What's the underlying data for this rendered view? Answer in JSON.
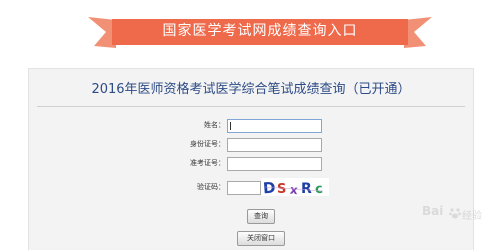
{
  "banner": {
    "title": "国家医学考试网成绩查询入口",
    "color": "#ef6a4b"
  },
  "panel": {
    "title": "2016年医师资格考试医学综合笔试成绩查询（已开通）",
    "title_color": "#2d4b86"
  },
  "form": {
    "name_label": "姓名：",
    "id_label": "身份证号：",
    "exam_no_label": "准考证号：",
    "captcha_label": "验证码：",
    "captcha_text": "DSxRc",
    "query_button": "查询",
    "close_button": "关闭窗口"
  },
  "watermark": {
    "brand": "Bai",
    "suffix": "经验"
  }
}
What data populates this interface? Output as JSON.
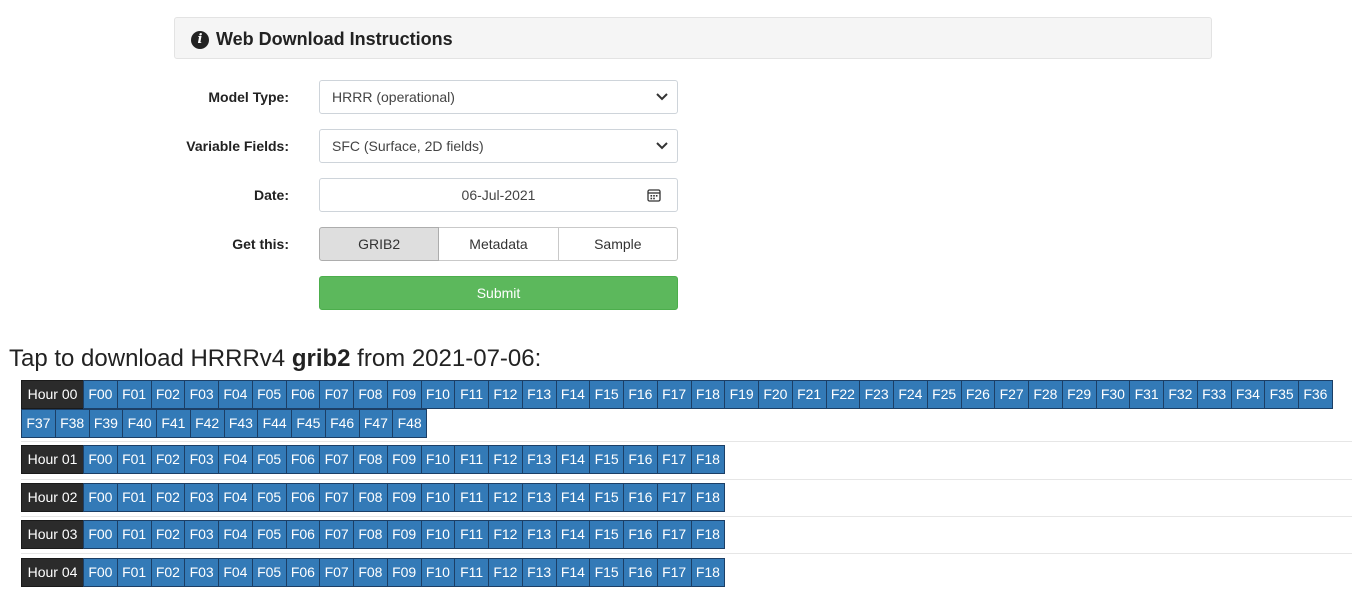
{
  "panel": {
    "title": "Web Download Instructions",
    "icon": "info-circle-icon"
  },
  "form": {
    "model_type": {
      "label": "Model Type:",
      "value": "HRRR (operational)"
    },
    "variable_fields": {
      "label": "Variable Fields:",
      "value": "SFC (Surface, 2D fields)"
    },
    "date": {
      "label": "Date:",
      "value": "06-Jul-2021"
    },
    "get_this": {
      "label": "Get this:",
      "options": [
        "GRIB2",
        "Metadata",
        "Sample"
      ],
      "selected": "GRIB2"
    },
    "submit_label": "Submit"
  },
  "download": {
    "heading_prefix": "Tap to download HRRRv4 ",
    "heading_bold": "grib2",
    "heading_suffix": " from 2021-07-06:",
    "hours": [
      {
        "label": "Hour 00",
        "forecasts": [
          "F00",
          "F01",
          "F02",
          "F03",
          "F04",
          "F05",
          "F06",
          "F07",
          "F08",
          "F09",
          "F10",
          "F11",
          "F12",
          "F13",
          "F14",
          "F15",
          "F16",
          "F17",
          "F18",
          "F19",
          "F20",
          "F21",
          "F22",
          "F23",
          "F24",
          "F25",
          "F26",
          "F27",
          "F28",
          "F29",
          "F30",
          "F31",
          "F32",
          "F33",
          "F34",
          "F35",
          "F36",
          "F37",
          "F38",
          "F39",
          "F40",
          "F41",
          "F42",
          "F43",
          "F44",
          "F45",
          "F46",
          "F47",
          "F48"
        ]
      },
      {
        "label": "Hour 01",
        "forecasts": [
          "F00",
          "F01",
          "F02",
          "F03",
          "F04",
          "F05",
          "F06",
          "F07",
          "F08",
          "F09",
          "F10",
          "F11",
          "F12",
          "F13",
          "F14",
          "F15",
          "F16",
          "F17",
          "F18"
        ]
      },
      {
        "label": "Hour 02",
        "forecasts": [
          "F00",
          "F01",
          "F02",
          "F03",
          "F04",
          "F05",
          "F06",
          "F07",
          "F08",
          "F09",
          "F10",
          "F11",
          "F12",
          "F13",
          "F14",
          "F15",
          "F16",
          "F17",
          "F18"
        ]
      },
      {
        "label": "Hour 03",
        "forecasts": [
          "F00",
          "F01",
          "F02",
          "F03",
          "F04",
          "F05",
          "F06",
          "F07",
          "F08",
          "F09",
          "F10",
          "F11",
          "F12",
          "F13",
          "F14",
          "F15",
          "F16",
          "F17",
          "F18"
        ]
      },
      {
        "label": "Hour 04",
        "forecasts": [
          "F00",
          "F01",
          "F02",
          "F03",
          "F04",
          "F05",
          "F06",
          "F07",
          "F08",
          "F09",
          "F10",
          "F11",
          "F12",
          "F13",
          "F14",
          "F15",
          "F16",
          "F17",
          "F18"
        ]
      }
    ]
  }
}
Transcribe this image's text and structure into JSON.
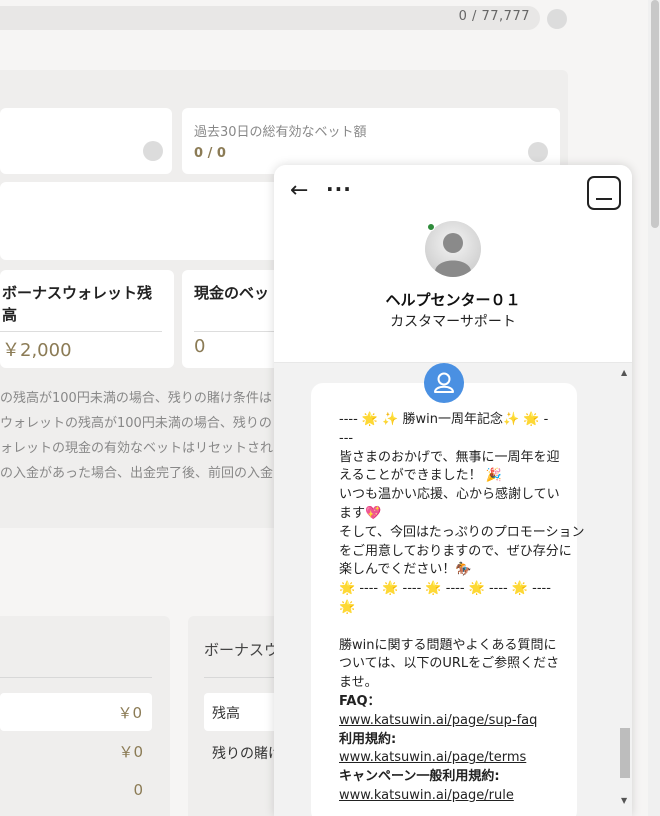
{
  "background": {
    "progress": {
      "text": "0 / 77,777"
    },
    "stats": {
      "bet_label": "過去30日の総有効なベット額",
      "bet_value": "0 / 0"
    },
    "wallets": {
      "bonus_title": "ボーナスウォレット残高",
      "bonus_amount": "￥2,000",
      "cash_title": "現金のベッ",
      "cash_amount": "0"
    },
    "notes": [
      "の残高が100円未満の場合、残りの賭け条件は",
      "ウォレットの残高が100円未満の場合、残りの",
      "ォレットの現金の有効なベットはリセットされま",
      "の入金があった場合、出金完了後、前回の入金の"
    ],
    "lower": {
      "rows": [
        "￥0",
        "￥0",
        "0"
      ],
      "bonus_heading": "ボーナスウ",
      "balance_label": "残高",
      "remaining_label": "残りの賭け"
    }
  },
  "chat": {
    "back_icon": "arrow-left-icon",
    "more_icon": "more-dots-icon",
    "agent_name": "ヘルプセンター０１",
    "agent_role": "カスタマーサポート",
    "status_color": "#2e8b3a",
    "bot_avatar_color": "#4a90e2",
    "message": {
      "l1": "---- 🌟 ✨ 勝win一周年記念✨ 🌟 -",
      "l2": "---",
      "l3": "皆さまのおかげで、無事に一周年を迎",
      "l4": "えることができました！ 🎉",
      "l5": "いつも温かい応援、心から感謝してい",
      "l6": "ます💖",
      "l7": "そして、今回はたっぷりのプロモーション",
      "l8": "をご用意しておりますので、ぜひ存分に",
      "l9": "楽しんでください！🏇",
      "l10": "🌟 ---- 🌟 ---- 🌟 ---- 🌟 ---- 🌟 ----",
      "l11": "🌟",
      "l12": "勝winに関する問題やよくある質問に",
      "l13": "ついては、以下のURLをご参照くださ",
      "l14": "い",
      "l15": "ませ。",
      "faq_label": "FAQ：",
      "faq_url": "www.katsuwin.ai/page/sup-faq",
      "terms_label": "利用規約:",
      "terms_url": "www.katsuwin.ai/page/terms",
      "campaign_label": "キャンペーン一般利用規約:",
      "campaign_url": "www.katsuwin.ai/page/rule"
    }
  }
}
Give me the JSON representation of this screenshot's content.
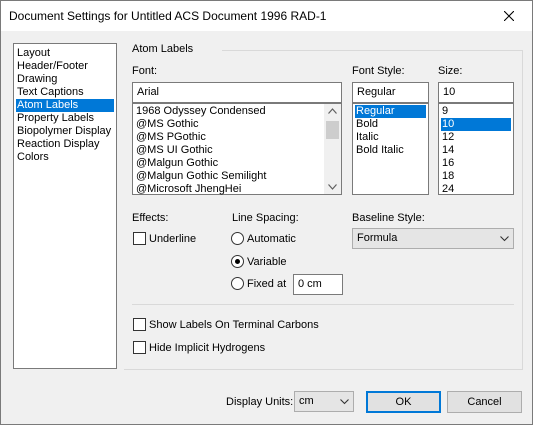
{
  "window": {
    "title": "Document Settings for Untitled ACS Document 1996 RAD-1",
    "close_icon": "close-icon"
  },
  "sidebar": {
    "items": [
      {
        "label": "Layout",
        "selected": false
      },
      {
        "label": "Header/Footer",
        "selected": false
      },
      {
        "label": "Drawing",
        "selected": false
      },
      {
        "label": "Text Captions",
        "selected": false
      },
      {
        "label": "Atom Labels",
        "selected": true
      },
      {
        "label": "Property Labels",
        "selected": false
      },
      {
        "label": "Biopolymer Display",
        "selected": false
      },
      {
        "label": "Reaction Display",
        "selected": false
      },
      {
        "label": "Colors",
        "selected": false
      }
    ]
  },
  "panel": {
    "group_title": "Atom Labels",
    "font": {
      "label": "Font:",
      "value": "Arial",
      "options": [
        "1968 Odyssey Condensed",
        "@MS Gothic",
        "@MS PGothic",
        "@MS UI Gothic",
        "@Malgun Gothic",
        "@Malgun Gothic Semilight",
        "@Microsoft JhengHei"
      ]
    },
    "font_style": {
      "label": "Font Style:",
      "value": "Regular",
      "options": [
        "Regular",
        "Bold",
        "Italic",
        "Bold Italic"
      ],
      "selected": "Regular"
    },
    "size": {
      "label": "Size:",
      "value": "10",
      "options": [
        "9",
        "10",
        "12",
        "14",
        "16",
        "18",
        "24"
      ],
      "selected": "10"
    },
    "effects": {
      "label": "Effects:",
      "underline_label": "Underline",
      "underline_checked": false
    },
    "line_spacing": {
      "label": "Line Spacing:",
      "automatic_label": "Automatic",
      "variable_label": "Variable",
      "fixed_label": "Fixed at",
      "fixed_value": "0 cm",
      "selected": "Variable"
    },
    "baseline": {
      "label": "Baseline Style:",
      "value": "Formula"
    },
    "show_labels_terminal": {
      "label": "Show Labels On Terminal Carbons",
      "checked": false
    },
    "hide_implicit_h": {
      "label": "Hide Implicit Hydrogens",
      "checked": false
    }
  },
  "footer": {
    "display_units_label": "Display Units:",
    "display_units_value": "cm",
    "ok_label": "OK",
    "cancel_label": "Cancel"
  }
}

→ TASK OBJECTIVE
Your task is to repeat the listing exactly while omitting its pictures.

→ EXERCISE RESPONSE
What's the underlying data for this rendered view? Answer in JSON.
{
  "banner": {
    "title": "国家医学考试网成绩查询入口",
    "color": "#ef6a4b"
  },
  "panel": {
    "title": "2016年医师资格考试医学综合笔试成绩查询（已开通）",
    "title_color": "#2d4b86"
  },
  "form": {
    "name_label": "姓名：",
    "id_label": "身份证号：",
    "exam_no_label": "准考证号：",
    "captcha_label": "验证码：",
    "captcha_text": "DSxRc",
    "query_button": "查询",
    "close_button": "关闭窗口"
  },
  "watermark": {
    "brand": "Bai",
    "suffix": "经验"
  }
}
What data populates this interface? Output as JSON.
{
  "panel": {
    "title": "Web Download Instructions",
    "icon": "info-circle-icon"
  },
  "form": {
    "model_type": {
      "label": "Model Type:",
      "value": "HRRR (operational)"
    },
    "variable_fields": {
      "label": "Variable Fields:",
      "value": "SFC (Surface, 2D fields)"
    },
    "date": {
      "label": "Date:",
      "value": "06-Jul-2021"
    },
    "get_this": {
      "label": "Get this:",
      "options": [
        "GRIB2",
        "Metadata",
        "Sample"
      ],
      "selected": "GRIB2"
    },
    "submit_label": "Submit"
  },
  "download": {
    "heading_prefix": "Tap to download HRRRv4 ",
    "heading_bold": "grib2",
    "heading_suffix": " from 2021-07-06:",
    "hours": [
      {
        "label": "Hour 00",
        "forecasts": [
          "F00",
          "F01",
          "F02",
          "F03",
          "F04",
          "F05",
          "F06",
          "F07",
          "F08",
          "F09",
          "F10",
          "F11",
          "F12",
          "F13",
          "F14",
          "F15",
          "F16",
          "F17",
          "F18",
          "F19",
          "F20",
          "F21",
          "F22",
          "F23",
          "F24",
          "F25",
          "F26",
          "F27",
          "F28",
          "F29",
          "F30",
          "F31",
          "F32",
          "F33",
          "F34",
          "F35",
          "F36",
          "F37",
          "F38",
          "F39",
          "F40",
          "F41",
          "F42",
          "F43",
          "F44",
          "F45",
          "F46",
          "F47",
          "F48"
        ]
      },
      {
        "label": "Hour 01",
        "forecasts": [
          "F00",
          "F01",
          "F02",
          "F03",
          "F04",
          "F05",
          "F06",
          "F07",
          "F08",
          "F09",
          "F10",
          "F11",
          "F12",
          "F13",
          "F14",
          "F15",
          "F16",
          "F17",
          "F18"
        ]
      },
      {
        "label": "Hour 02",
        "forecasts": [
          "F00",
          "F01",
          "F02",
          "F03",
          "F04",
          "F05",
          "F06",
          "F07",
          "F08",
          "F09",
          "F10",
          "F11",
          "F12",
          "F13",
          "F14",
          "F15",
          "F16",
          "F17",
          "F18"
        ]
      },
      {
        "label": "Hour 03",
        "forecasts": [
          "F00",
          "F01",
          "F02",
          "F03",
          "F04",
          "F05",
          "F06",
          "F07",
          "F08",
          "F09",
          "F10",
          "F11",
          "F12",
          "F13",
          "F14",
          "F15",
          "F16",
          "F17",
          "F18"
        ]
      },
      {
        "label": "Hour 04",
        "forecasts": [
          "F00",
          "F01",
          "F02",
          "F03",
          "F04",
          "F05",
          "F06",
          "F07",
          "F08",
          "F09",
          "F10",
          "F11",
          "F12",
          "F13",
          "F14",
          "F15",
          "F16",
          "F17",
          "F18"
        ]
      }
    ]
  }
}
Transcribe this image's text and structure into JSON.
{
  "background": {
    "progress": {
      "text": "0 / 77,777"
    },
    "stats": {
      "bet_label": "過去30日の総有効なベット額",
      "bet_value": "0 / 0"
    },
    "wallets": {
      "bonus_title": "ボーナスウォレット残高",
      "bonus_amount": "￥2,000",
      "cash_title": "現金のベッ",
      "cash_amount": "0"
    },
    "notes": [
      "の残高が100円未満の場合、残りの賭け条件は",
      "ウォレットの残高が100円未満の場合、残りの",
      "ォレットの現金の有効なベットはリセットされま",
      "の入金があった場合、出金完了後、前回の入金の"
    ],
    "lower": {
      "rows": [
        "￥0",
        "￥0",
        "0"
      ],
      "bonus_heading": "ボーナスウ",
      "balance_label": "残高",
      "remaining_label": "残りの賭け"
    }
  },
  "chat": {
    "back_icon": "arrow-left-icon",
    "more_icon": "more-dots-icon",
    "agent_name": "ヘルプセンター０１",
    "agent_role": "カスタマーサポート",
    "status_color": "#2e8b3a",
    "bot_avatar_color": "#4a90e2",
    "message": {
      "l1": "---- 🌟 ✨ 勝win一周年記念✨ 🌟 -",
      "l2": "---",
      "l3": "皆さまのおかげで、無事に一周年を迎",
      "l4": "えることができました！ 🎉",
      "l5": "いつも温かい応援、心から感謝してい",
      "l6": "ます💖",
      "l7": "そして、今回はたっぷりのプロモーション",
      "l8": "をご用意しておりますので、ぜひ存分に",
      "l9": "楽しんでください！🏇",
      "l10": "🌟 ---- 🌟 ---- 🌟 ---- 🌟 ---- 🌟 ----",
      "l11": "🌟",
      "l12": "勝winに関する問題やよくある質問に",
      "l13": "ついては、以下のURLをご参照くださ",
      "l14": "い",
      "l15": "ませ。",
      "faq_label": "FAQ：",
      "faq_url": "www.katsuwin.ai/page/sup-faq",
      "terms_label": "利用規約:",
      "terms_url": "www.katsuwin.ai/page/terms",
      "campaign_label": "キャンペーン一般利用規約:",
      "campaign_url": "www.katsuwin.ai/page/rule"
    }
  }
}
Give me the JSON representation of this screenshot's content.
{
  "window": {
    "title": "Document Settings for Untitled ACS Document 1996 RAD-1",
    "close_icon": "close-icon"
  },
  "sidebar": {
    "items": [
      {
        "label": "Layout",
        "selected": false
      },
      {
        "label": "Header/Footer",
        "selected": false
      },
      {
        "label": "Drawing",
        "selected": false
      },
      {
        "label": "Text Captions",
        "selected": false
      },
      {
        "label": "Atom Labels",
        "selected": true
      },
      {
        "label": "Property Labels",
        "selected": false
      },
      {
        "label": "Biopolymer Display",
        "selected": false
      },
      {
        "label": "Reaction Display",
        "selected": false
      },
      {
        "label": "Colors",
        "selected": false
      }
    ]
  },
  "panel": {
    "group_title": "Atom Labels",
    "font": {
      "label": "Font:",
      "value": "Arial",
      "options": [
        "1968 Odyssey Condensed",
        "@MS Gothic",
        "@MS PGothic",
        "@MS UI Gothic",
        "@Malgun Gothic",
        "@Malgun Gothic Semilight",
        "@Microsoft JhengHei"
      ]
    },
    "font_style": {
      "label": "Font Style:",
      "value": "Regular",
      "options": [
        "Regular",
        "Bold",
        "Italic",
        "Bold Italic"
      ],
      "selected": "Regular"
    },
    "size": {
      "label": "Size:",
      "value": "10",
      "options": [
        "9",
        "10",
        "12",
        "14",
        "16",
        "18",
        "24"
      ],
      "selected": "10"
    },
    "effects": {
      "label": "Effects:",
      "underline_label": "Underline",
      "underline_checked": false
    },
    "line_spacing": {
      "label": "Line Spacing:",
      "automatic_label": "Automatic",
      "variable_label": "Variable",
      "fixed_label": "Fixed at",
      "fixed_value": "0 cm",
      "selected": "Variable"
    },
    "baseline": {
      "label": "Baseline Style:",
      "value": "Formula"
    },
    "show_labels_terminal": {
      "label": "Show Labels On Terminal Carbons",
      "checked": false
    },
    "hide_implicit_h": {
      "label": "Hide Implicit Hydrogens",
      "checked": false
    }
  },
  "footer": {
    "display_units_label": "Display Units:",
    "display_units_value": "cm",
    "ok_label": "OK",
    "cancel_label": "Cancel"
  }
}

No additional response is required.